### Your objective
Reproduce the entries exactly. Omit none of them.
══ Task data ══
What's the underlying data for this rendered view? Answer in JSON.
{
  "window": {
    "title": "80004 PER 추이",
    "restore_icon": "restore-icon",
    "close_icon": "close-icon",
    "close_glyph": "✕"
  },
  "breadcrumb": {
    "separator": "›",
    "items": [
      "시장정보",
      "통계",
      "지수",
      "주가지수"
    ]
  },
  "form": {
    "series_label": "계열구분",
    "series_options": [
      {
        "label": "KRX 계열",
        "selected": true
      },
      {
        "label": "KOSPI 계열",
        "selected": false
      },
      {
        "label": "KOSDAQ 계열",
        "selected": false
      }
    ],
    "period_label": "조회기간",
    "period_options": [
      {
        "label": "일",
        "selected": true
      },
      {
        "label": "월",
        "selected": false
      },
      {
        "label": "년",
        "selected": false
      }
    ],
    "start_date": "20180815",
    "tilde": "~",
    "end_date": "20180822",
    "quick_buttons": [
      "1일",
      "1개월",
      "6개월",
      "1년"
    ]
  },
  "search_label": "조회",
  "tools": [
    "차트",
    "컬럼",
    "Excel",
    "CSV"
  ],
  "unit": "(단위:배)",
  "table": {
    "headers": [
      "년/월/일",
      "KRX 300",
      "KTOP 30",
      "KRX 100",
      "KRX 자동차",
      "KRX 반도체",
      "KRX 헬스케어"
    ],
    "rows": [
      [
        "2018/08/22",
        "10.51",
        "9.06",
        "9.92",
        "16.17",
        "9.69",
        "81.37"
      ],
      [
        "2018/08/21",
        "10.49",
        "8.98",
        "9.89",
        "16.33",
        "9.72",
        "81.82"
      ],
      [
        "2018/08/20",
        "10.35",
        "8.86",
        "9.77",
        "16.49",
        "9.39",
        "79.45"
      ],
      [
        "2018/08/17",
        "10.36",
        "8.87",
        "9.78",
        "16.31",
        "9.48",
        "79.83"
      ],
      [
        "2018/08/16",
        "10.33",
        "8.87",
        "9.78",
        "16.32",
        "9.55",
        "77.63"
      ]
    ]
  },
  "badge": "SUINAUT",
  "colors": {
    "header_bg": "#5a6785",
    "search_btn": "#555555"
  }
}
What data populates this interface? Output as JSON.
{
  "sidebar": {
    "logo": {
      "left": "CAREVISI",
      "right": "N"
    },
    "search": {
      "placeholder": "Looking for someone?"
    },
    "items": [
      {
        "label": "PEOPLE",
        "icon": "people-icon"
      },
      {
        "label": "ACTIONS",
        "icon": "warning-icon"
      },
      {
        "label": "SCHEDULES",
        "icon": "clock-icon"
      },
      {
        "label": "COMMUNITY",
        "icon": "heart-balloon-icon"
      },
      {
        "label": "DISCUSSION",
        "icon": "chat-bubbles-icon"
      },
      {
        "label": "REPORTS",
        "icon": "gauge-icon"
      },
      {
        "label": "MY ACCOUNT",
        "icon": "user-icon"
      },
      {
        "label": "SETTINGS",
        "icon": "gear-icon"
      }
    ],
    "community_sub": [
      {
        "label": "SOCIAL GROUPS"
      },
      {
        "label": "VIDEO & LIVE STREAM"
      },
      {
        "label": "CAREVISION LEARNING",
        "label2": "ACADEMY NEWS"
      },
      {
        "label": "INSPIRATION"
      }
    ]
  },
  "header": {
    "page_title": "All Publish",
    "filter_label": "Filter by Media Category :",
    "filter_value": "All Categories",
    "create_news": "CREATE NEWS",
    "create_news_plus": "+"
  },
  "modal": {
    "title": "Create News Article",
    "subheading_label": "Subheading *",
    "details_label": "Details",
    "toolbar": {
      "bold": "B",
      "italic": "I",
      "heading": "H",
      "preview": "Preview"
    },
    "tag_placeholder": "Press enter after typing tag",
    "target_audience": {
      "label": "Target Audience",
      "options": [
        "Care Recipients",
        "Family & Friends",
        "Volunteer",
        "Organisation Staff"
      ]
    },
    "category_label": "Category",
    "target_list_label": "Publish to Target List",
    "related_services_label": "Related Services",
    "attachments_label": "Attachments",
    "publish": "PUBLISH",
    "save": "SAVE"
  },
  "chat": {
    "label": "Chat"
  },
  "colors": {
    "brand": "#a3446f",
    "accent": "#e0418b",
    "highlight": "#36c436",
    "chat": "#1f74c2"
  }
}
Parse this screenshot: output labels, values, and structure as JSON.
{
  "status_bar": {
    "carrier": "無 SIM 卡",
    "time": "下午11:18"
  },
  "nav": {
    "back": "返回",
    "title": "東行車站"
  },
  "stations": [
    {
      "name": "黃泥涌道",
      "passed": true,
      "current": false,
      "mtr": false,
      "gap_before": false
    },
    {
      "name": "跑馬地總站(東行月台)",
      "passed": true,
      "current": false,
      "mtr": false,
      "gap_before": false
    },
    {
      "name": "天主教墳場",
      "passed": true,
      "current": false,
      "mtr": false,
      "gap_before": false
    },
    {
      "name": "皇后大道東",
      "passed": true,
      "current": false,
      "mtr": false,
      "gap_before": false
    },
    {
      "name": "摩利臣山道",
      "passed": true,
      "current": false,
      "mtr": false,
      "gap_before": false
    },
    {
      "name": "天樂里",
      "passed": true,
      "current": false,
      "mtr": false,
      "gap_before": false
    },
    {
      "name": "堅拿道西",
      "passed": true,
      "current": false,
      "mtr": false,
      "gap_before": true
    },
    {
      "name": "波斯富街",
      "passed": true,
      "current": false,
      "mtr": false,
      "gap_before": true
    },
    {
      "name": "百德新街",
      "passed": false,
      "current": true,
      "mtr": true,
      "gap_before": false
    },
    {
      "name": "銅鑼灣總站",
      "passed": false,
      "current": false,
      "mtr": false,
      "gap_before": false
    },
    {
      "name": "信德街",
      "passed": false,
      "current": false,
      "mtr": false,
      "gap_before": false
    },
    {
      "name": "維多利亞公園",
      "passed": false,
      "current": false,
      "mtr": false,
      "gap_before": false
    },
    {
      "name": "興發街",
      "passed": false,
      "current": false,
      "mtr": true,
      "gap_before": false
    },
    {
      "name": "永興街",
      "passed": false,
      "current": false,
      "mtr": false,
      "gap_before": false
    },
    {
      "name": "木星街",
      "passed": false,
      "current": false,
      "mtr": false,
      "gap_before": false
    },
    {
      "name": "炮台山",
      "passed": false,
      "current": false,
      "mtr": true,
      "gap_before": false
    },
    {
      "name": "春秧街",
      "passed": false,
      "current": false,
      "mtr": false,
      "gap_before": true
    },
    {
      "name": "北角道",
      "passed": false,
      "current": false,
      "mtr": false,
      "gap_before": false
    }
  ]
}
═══
### Solved exercise
What's the underlying data for this rendered view? Answer in JSON.
{
  "window": {
    "title": "80004 PER 추이",
    "restore_icon": "restore-icon",
    "close_icon": "close-icon",
    "close_glyph": "✕"
  },
  "breadcrumb": {
    "separator": "›",
    "items": [
      "시장정보",
      "통계",
      "지수",
      "주가지수"
    ]
  },
  "form": {
    "series_label": "계열구분",
    "series_options": [
      {
        "label": "KRX 계열",
        "selected": true
      },
      {
        "label": "KOSPI 계열",
        "selected": false
      },
      {
        "label": "KOSDAQ 계열",
        "selected": false
      }
    ],
    "period_label": "조회기간",
    "period_options": [
      {
        "label": "일",
        "selected": true
      },
      {
        "label": "월",
        "selected": false
      },
      {
        "label": "년",
        "selected": false
      }
    ],
    "start_date": "20180815",
    "tilde": "~",
    "end_date": "20180822",
    "quick_buttons": [
      "1일",
      "1개월",
      "6개월",
      "1년"
    ]
  },
  "search_label": "조회",
  "tools": [
    "차트",
    "컬럼",
    "Excel",
    "CSV"
  ],
  "unit": "(단위:배)",
  "table": {
    "headers": [
      "년/월/일",
      "KRX 300",
      "KTOP 30",
      "KRX 100",
      "KRX 자동차",
      "KRX 반도체",
      "KRX 헬스케어"
    ],
    "rows": [
      [
        "2018/08/22",
        "10.51",
        "9.06",
        "9.92",
        "16.17",
        "9.69",
        "81.37"
      ],
      [
        "2018/08/21",
        "10.49",
        "8.98",
        "9.89",
        "16.33",
        "9.72",
        "81.82"
      ],
      [
        "2018/08/20",
        "10.35",
        "8.86",
        "9.77",
        "16.49",
        "9.39",
        "79.45"
      ],
      [
        "2018/08/17",
        "10.36",
        "8.87",
        "9.78",
        "16.31",
        "9.48",
        "79.83"
      ],
      [
        "2018/08/16",
        "10.33",
        "8.87",
        "9.78",
        "16.32",
        "9.55",
        "77.63"
      ]
    ]
  },
  "badge": "SUINAUT",
  "colors": {
    "header_bg": "#5a6785",
    "search_btn": "#555555"
  }
}
What data populates this interface? Output as JSON.
{
  "sidebar": {
    "logo": {
      "left": "CAREVISI",
      "right": "N"
    },
    "search": {
      "placeholder": "Looking for someone?"
    },
    "items": [
      {
        "label": "PEOPLE",
        "icon": "people-icon"
      },
      {
        "label": "ACTIONS",
        "icon": "warning-icon"
      },
      {
        "label": "SCHEDULES",
        "icon": "clock-icon"
      },
      {
        "label": "COMMUNITY",
        "icon": "heart-balloon-icon"
      },
      {
        "label": "DISCUSSION",
        "icon": "chat-bubbles-icon"
      },
      {
        "label": "REPORTS",
        "icon": "gauge-icon"
      },
      {
        "label": "MY ACCOUNT",
        "icon": "user-icon"
      },
      {
        "label": "SETTINGS",
        "icon": "gear-icon"
      }
    ],
    "community_sub": [
      {
        "label": "SOCIAL GROUPS"
      },
      {
        "label": "VIDEO & LIVE STREAM"
      },
      {
        "label": "CAREVISION LEARNING",
        "label2": "ACADEMY NEWS"
      },
      {
        "label": "INSPIRATION"
      }
    ]
  },
  "header": {
    "page_title": "All Publish",
    "filter_label": "Filter by Media Category :",
    "filter_value": "All Categories",
    "create_news": "CREATE NEWS",
    "create_news_plus": "+"
  },
  "modal": {
    "title": "Create News Article",
    "subheading_label": "Subheading *",
    "details_label": "Details",
    "toolbar": {
      "bold": "B",
      "italic": "I",
      "heading": "H",
      "preview": "Preview"
    },
    "tag_placeholder": "Press enter after typing tag",
    "target_audience": {
      "label": "Target Audience",
      "options": [
        "Care Recipients",
        "Family & Friends",
        "Volunteer",
        "Organisation Staff"
      ]
    },
    "category_label": "Category",
    "target_list_label": "Publish to Target List",
    "related_services_label": "Related Services",
    "attachments_label": "Attachments",
    "publish": "PUBLISH",
    "save": "SAVE"
  },
  "chat": {
    "label": "Chat"
  },
  "colors": {
    "brand": "#a3446f",
    "accent": "#e0418b",
    "highlight": "#36c436",
    "chat": "#1f74c2"
  }
}
Parse this screenshot: output labels, values, and structure as JSON.
{
  "status_bar": {
    "carrier": "無 SIM 卡",
    "time": "下午11:18"
  },
  "nav": {
    "back": "返回",
    "title": "東行車站"
  },
  "stations": [
    {
      "name": "黃泥涌道",
      "passed": true,
      "current": false,
      "mtr": false,
      "gap_before": false
    },
    {
      "name": "跑馬地總站(東行月台)",
      "passed": true,
      "current": false,
      "mtr": false,
      "gap_before": false
    },
    {
      "name": "天主教墳場",
      "passed": true,
      "current": false,
      "mtr": false,
      "gap_before": false
    },
    {
      "name": "皇后大道東",
      "passed": true,
      "current": false,
      "mtr": false,
      "gap_before": false
    },
    {
      "name": "摩利臣山道",
      "passed": true,
      "current": false,
      "mtr": false,
      "gap_before": false
    },
    {
      "name": "天樂里",
      "passed": true,
      "current": false,
      "mtr": false,
      "gap_before": false
    },
    {
      "name": "堅拿道西",
      "passed": true,
      "current": false,
      "mtr": false,
      "gap_before": true
    },
    {
      "name": "波斯富街",
      "passed": true,
      "current": false,
      "mtr": false,
      "gap_before": true
    },
    {
      "name": "百德新街",
      "passed": false,
      "current": true,
      "mtr": true,
      "gap_before": false
    },
    {
      "name": "銅鑼灣總站",
      "passed": false,
      "current": false,
      "mtr": false,
      "gap_before": false
    },
    {
      "name": "信德街",
      "passed": false,
      "current": false,
      "mtr": false,
      "gap_before": false
    },
    {
      "name": "維多利亞公園",
      "passed": false,
      "current": false,
      "mtr": false,
      "gap_before": false
    },
    {
      "name": "興發街",
      "passed": false,
      "current": false,
      "mtr": true,
      "gap_before": false
    },
    {
      "name": "永興街",
      "passed": false,
      "current": false,
      "mtr": false,
      "gap_before": false
    },
    {
      "name": "木星街",
      "passed": false,
      "current": false,
      "mtr": false,
      "gap_before": false
    },
    {
      "name": "炮台山",
      "passed": false,
      "current": false,
      "mtr": true,
      "gap_before": false
    },
    {
      "name": "春秧街",
      "passed": false,
      "current": false,
      "mtr": false,
      "gap_before": true
    },
    {
      "name": "北角道",
      "passed": false,
      "current": false,
      "mtr": false,
      "gap_before": false
    }
  ]
}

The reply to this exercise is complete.